In the future, 2020 will likely be known as the year of the coronavirus pandemic. But there was another unsettling event that took place that only energy traders will likely remember: Oil prices fell, briefly, below zero. The oil market got so bad so quickly that several industry giants laid out plans for a greener future, including BP (NYSE:BP). Here are some things to consider before you decide to buy into BP's big makeover.

1. A bold promise

International energy giant BP announced in Aug. 2020 that it would be going "from [an] international oil company to [an] integrated energy company." As it transitions along this path, management intends to increase its investment in clean energy 10 times over. That shift will be front-loaded, as well, with at least an eightfold increase in such spending by 2025. It's also looking for a 20-fold increase from 2019 levels in its renewable power generation. 

A man in front of wind turbines.

Image source: Getty Images.

Along the way, the company intends to refocus on its most profitable oil and natural gas investments.
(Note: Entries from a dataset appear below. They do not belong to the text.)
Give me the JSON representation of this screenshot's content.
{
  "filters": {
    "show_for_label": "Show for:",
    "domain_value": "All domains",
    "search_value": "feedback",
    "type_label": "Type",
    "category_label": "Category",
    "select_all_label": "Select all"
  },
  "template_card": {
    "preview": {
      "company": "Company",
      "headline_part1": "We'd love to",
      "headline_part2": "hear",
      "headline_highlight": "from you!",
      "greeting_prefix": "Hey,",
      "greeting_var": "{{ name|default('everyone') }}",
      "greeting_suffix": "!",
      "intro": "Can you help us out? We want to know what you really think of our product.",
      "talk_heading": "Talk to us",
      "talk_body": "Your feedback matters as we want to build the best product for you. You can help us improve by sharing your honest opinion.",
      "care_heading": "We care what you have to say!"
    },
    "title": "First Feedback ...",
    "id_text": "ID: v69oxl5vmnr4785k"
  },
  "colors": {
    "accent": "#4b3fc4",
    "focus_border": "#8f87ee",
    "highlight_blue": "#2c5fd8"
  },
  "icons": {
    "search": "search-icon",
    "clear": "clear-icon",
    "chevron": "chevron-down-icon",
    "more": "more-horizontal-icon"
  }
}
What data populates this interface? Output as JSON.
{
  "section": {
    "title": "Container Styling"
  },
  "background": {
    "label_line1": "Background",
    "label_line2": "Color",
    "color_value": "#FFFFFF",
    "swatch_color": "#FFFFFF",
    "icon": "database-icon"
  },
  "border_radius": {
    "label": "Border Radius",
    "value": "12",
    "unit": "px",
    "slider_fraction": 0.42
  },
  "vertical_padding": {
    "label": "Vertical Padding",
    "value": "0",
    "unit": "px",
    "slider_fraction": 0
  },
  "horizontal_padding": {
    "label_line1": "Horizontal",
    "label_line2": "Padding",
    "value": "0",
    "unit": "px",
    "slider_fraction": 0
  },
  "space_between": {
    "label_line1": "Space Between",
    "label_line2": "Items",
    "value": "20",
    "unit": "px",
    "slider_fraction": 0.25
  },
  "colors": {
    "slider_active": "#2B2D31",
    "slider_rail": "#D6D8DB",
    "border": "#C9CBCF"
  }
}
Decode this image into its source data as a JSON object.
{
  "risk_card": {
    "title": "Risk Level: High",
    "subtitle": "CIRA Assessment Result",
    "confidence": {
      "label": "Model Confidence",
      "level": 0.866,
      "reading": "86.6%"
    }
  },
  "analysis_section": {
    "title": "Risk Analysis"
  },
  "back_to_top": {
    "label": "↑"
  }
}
That sounds like a good idea -- however, it will result in energy production falling by 40% by 2030. That's a massive decline in what is currently the company's core business. And the company promised to limit its exploration efforts to those countries in which it already has a presence, further curtailing its opportunities in the future. All in all, BP is drastically shifting toward clean energy as it shrinks its carbon-based fuels business. 
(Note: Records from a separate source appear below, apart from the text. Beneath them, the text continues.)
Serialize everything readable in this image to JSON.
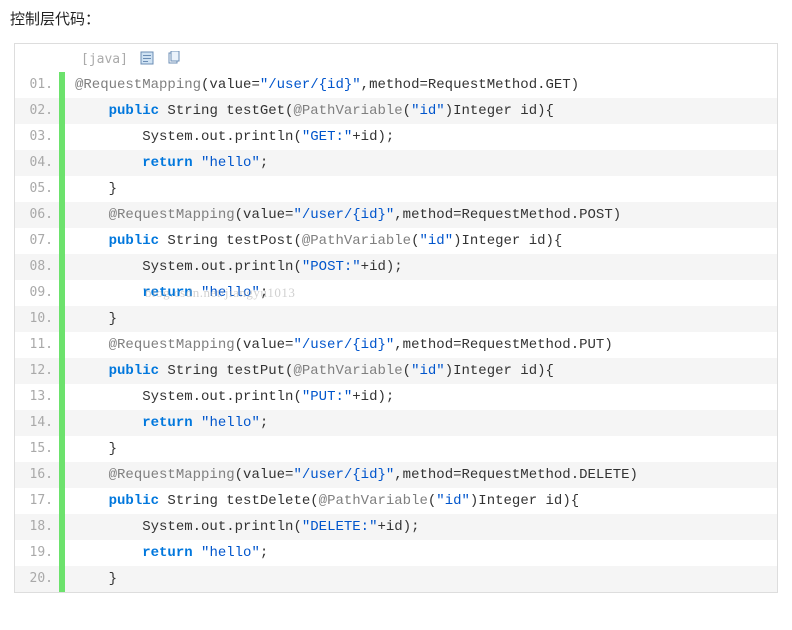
{
  "title": "控制层代码：",
  "header": {
    "lang_label": "[java]"
  },
  "watermark": "blog.csdn.net/jiangyu1013",
  "lines": [
    {
      "n": "01.",
      "indent": 0,
      "tokens": [
        {
          "c": "an",
          "t": "@RequestMapping"
        },
        {
          "c": "pl",
          "t": "(value="
        },
        {
          "c": "str",
          "t": "\"/user/{id}\""
        },
        {
          "c": "pl",
          "t": ",method=RequestMethod.GET)"
        }
      ]
    },
    {
      "n": "02.",
      "indent": 1,
      "tokens": [
        {
          "c": "kw",
          "t": "public"
        },
        {
          "c": "pl",
          "t": " String testGet("
        },
        {
          "c": "an",
          "t": "@PathVariable"
        },
        {
          "c": "pl",
          "t": "("
        },
        {
          "c": "str",
          "t": "\"id\""
        },
        {
          "c": "pl",
          "t": ")Integer id){"
        }
      ]
    },
    {
      "n": "03.",
      "indent": 2,
      "tokens": [
        {
          "c": "pl",
          "t": "System.out.println("
        },
        {
          "c": "str",
          "t": "\"GET:\""
        },
        {
          "c": "pl",
          "t": "+id);"
        }
      ]
    },
    {
      "n": "04.",
      "indent": 2,
      "tokens": [
        {
          "c": "kw",
          "t": "return"
        },
        {
          "c": "pl",
          "t": " "
        },
        {
          "c": "str",
          "t": "\"hello\""
        },
        {
          "c": "pl",
          "t": ";"
        }
      ]
    },
    {
      "n": "05.",
      "indent": 1,
      "tokens": [
        {
          "c": "pl",
          "t": "}"
        }
      ]
    },
    {
      "n": "06.",
      "indent": 1,
      "tokens": [
        {
          "c": "an",
          "t": "@RequestMapping"
        },
        {
          "c": "pl",
          "t": "(value="
        },
        {
          "c": "str",
          "t": "\"/user/{id}\""
        },
        {
          "c": "pl",
          "t": ",method=RequestMethod.POST)"
        }
      ]
    },
    {
      "n": "07.",
      "indent": 1,
      "tokens": [
        {
          "c": "kw",
          "t": "public"
        },
        {
          "c": "pl",
          "t": " String testPost("
        },
        {
          "c": "an",
          "t": "@PathVariable"
        },
        {
          "c": "pl",
          "t": "("
        },
        {
          "c": "str",
          "t": "\"id\""
        },
        {
          "c": "pl",
          "t": ")Integer id){"
        }
      ]
    },
    {
      "n": "08.",
      "indent": 2,
      "tokens": [
        {
          "c": "pl",
          "t": "System.out.println("
        },
        {
          "c": "str",
          "t": "\"POST:\""
        },
        {
          "c": "pl",
          "t": "+id);"
        }
      ]
    },
    {
      "n": "09.",
      "indent": 2,
      "watermark": true,
      "tokens": [
        {
          "c": "kw",
          "t": "return"
        },
        {
          "c": "pl",
          "t": " "
        },
        {
          "c": "str",
          "t": "\"hello\""
        },
        {
          "c": "pl",
          "t": ";"
        }
      ]
    },
    {
      "n": "10.",
      "indent": 1,
      "tokens": [
        {
          "c": "pl",
          "t": "}"
        }
      ]
    },
    {
      "n": "11.",
      "indent": 1,
      "tokens": [
        {
          "c": "an",
          "t": "@RequestMapping"
        },
        {
          "c": "pl",
          "t": "(value="
        },
        {
          "c": "str",
          "t": "\"/user/{id}\""
        },
        {
          "c": "pl",
          "t": ",method=RequestMethod.PUT)"
        }
      ]
    },
    {
      "n": "12.",
      "indent": 1,
      "tokens": [
        {
          "c": "kw",
          "t": "public"
        },
        {
          "c": "pl",
          "t": " String testPut("
        },
        {
          "c": "an",
          "t": "@PathVariable"
        },
        {
          "c": "pl",
          "t": "("
        },
        {
          "c": "str",
          "t": "\"id\""
        },
        {
          "c": "pl",
          "t": ")Integer id){"
        }
      ]
    },
    {
      "n": "13.",
      "indent": 2,
      "tokens": [
        {
          "c": "pl",
          "t": "System.out.println("
        },
        {
          "c": "str",
          "t": "\"PUT:\""
        },
        {
          "c": "pl",
          "t": "+id);"
        }
      ]
    },
    {
      "n": "14.",
      "indent": 2,
      "tokens": [
        {
          "c": "kw",
          "t": "return"
        },
        {
          "c": "pl",
          "t": " "
        },
        {
          "c": "str",
          "t": "\"hello\""
        },
        {
          "c": "pl",
          "t": ";"
        }
      ]
    },
    {
      "n": "15.",
      "indent": 1,
      "tokens": [
        {
          "c": "pl",
          "t": "}"
        }
      ]
    },
    {
      "n": "16.",
      "indent": 1,
      "tokens": [
        {
          "c": "an",
          "t": "@RequestMapping"
        },
        {
          "c": "pl",
          "t": "(value="
        },
        {
          "c": "str",
          "t": "\"/user/{id}\""
        },
        {
          "c": "pl",
          "t": ",method=RequestMethod.DELETE)"
        }
      ]
    },
    {
      "n": "17.",
      "indent": 1,
      "tokens": [
        {
          "c": "kw",
          "t": "public"
        },
        {
          "c": "pl",
          "t": " String testDelete("
        },
        {
          "c": "an",
          "t": "@PathVariable"
        },
        {
          "c": "pl",
          "t": "("
        },
        {
          "c": "str",
          "t": "\"id\""
        },
        {
          "c": "pl",
          "t": ")Integer id){"
        }
      ]
    },
    {
      "n": "18.",
      "indent": 2,
      "tokens": [
        {
          "c": "pl",
          "t": "System.out.println("
        },
        {
          "c": "str",
          "t": "\"DELETE:\""
        },
        {
          "c": "pl",
          "t": "+id);"
        }
      ]
    },
    {
      "n": "19.",
      "indent": 2,
      "tokens": [
        {
          "c": "kw",
          "t": "return"
        },
        {
          "c": "pl",
          "t": " "
        },
        {
          "c": "str",
          "t": "\"hello\""
        },
        {
          "c": "pl",
          "t": ";"
        }
      ]
    },
    {
      "n": "20.",
      "indent": 1,
      "tokens": [
        {
          "c": "pl",
          "t": "}"
        }
      ]
    }
  ]
}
2. Moving very fast

The company doesn't appear to be wasting much time. For example, the number of geologists, engineers, and scientists BP employees in the energy business has fallen from over 700 a few years ago to under 100, according to Reuters, who spoke to company insiders. And BP has been aggressively investing in renewable power projects at the same time, including offshore wind. Meanwhile, it has been ramping up the sale of carbon-based assets, with a goal of $25 billion worth of divestitures by 2025.  

Although some might argue that speed is of the essence when dealing with the environment today, BP may be moving too aggressively for its own good. For example, it recently paid top dollar for offshore wind development rights at a United Kingdom auction. That's not hyperbole -- BP paid 65% more than the second-place bidder and 85% more than peer Total (NYSE:TOT) was willing to dish out, according to Bloomberg's analysis of the bidding. Meanwhile, BP has been exiting energy assets in the middle of an industry downturn, so it probably isn't getting top dollar when it sells. Usually you want to buy low and sell high -- but in BP's haste, it seems like it might be selling low and buying high. 

3. Working off a (relatively) weak base

The asset sales, however, will likely be a very important source of cash, given that BP's balance sheet is among the weakest in its peer group. For example, the company's debt to equity ratio of 1 is roughly four times higher than that of U.S.-based Chevron, which probably has the strongest finances in the industry. Looking at leverage another way, long-term debt makes up nearly 45% of BP's capital structure. That figure at European peer Total, which has a roughly 0.75 debt to equity ratio, is about 35%. To be fair, BP's balance sheet isn't in terrible shape per se, but the company is looking to make drastic and costly changes from a position of relative weakness. That's not reassuring, and helps explain why it may need to sell assets quickly, since layering on even more debt would likely displease investors greatly. 

4. Have we been here before?

Adding yet more reason for investors to be concerned, as the new millennium got under way BP tried to rebrand itself as "Beyond Petroleum". As is still the case, the company's goal back then was to increase its presence in clean energy. But by 2011 it had basically shut the whole Beyond Petroleum idea down, selling the last of its major investments in the clean energy space. That was a decade or so ago, and times were different -- but if BP couldn't pull off that clean energy overhaul, it's kind of hard to have confidence in its ability to do better this time around. 

A bold bet on the future

When you add it all up, BP is making a massive business shift, moving extremely quickly, and working off a relatively weak financial foundation -- and has tried, and failed, to do something similar before. Now throw in the 50% dividend cut in 2020, and investors should probably be treading with caution here. All in all, most long-term investors will likely want to err on the side of caution and wait until BP is much further along in its transition before jumping aboard here. 

This article represents the opinion of the writer, who may disagree with the “official” recommendation position of a Motley Fool premium advisory service. We’re motley! Questioning an investing thesis -- even one of our own -- helps us all think critically about investing and make decisions that help us become smarter, happier, and richer.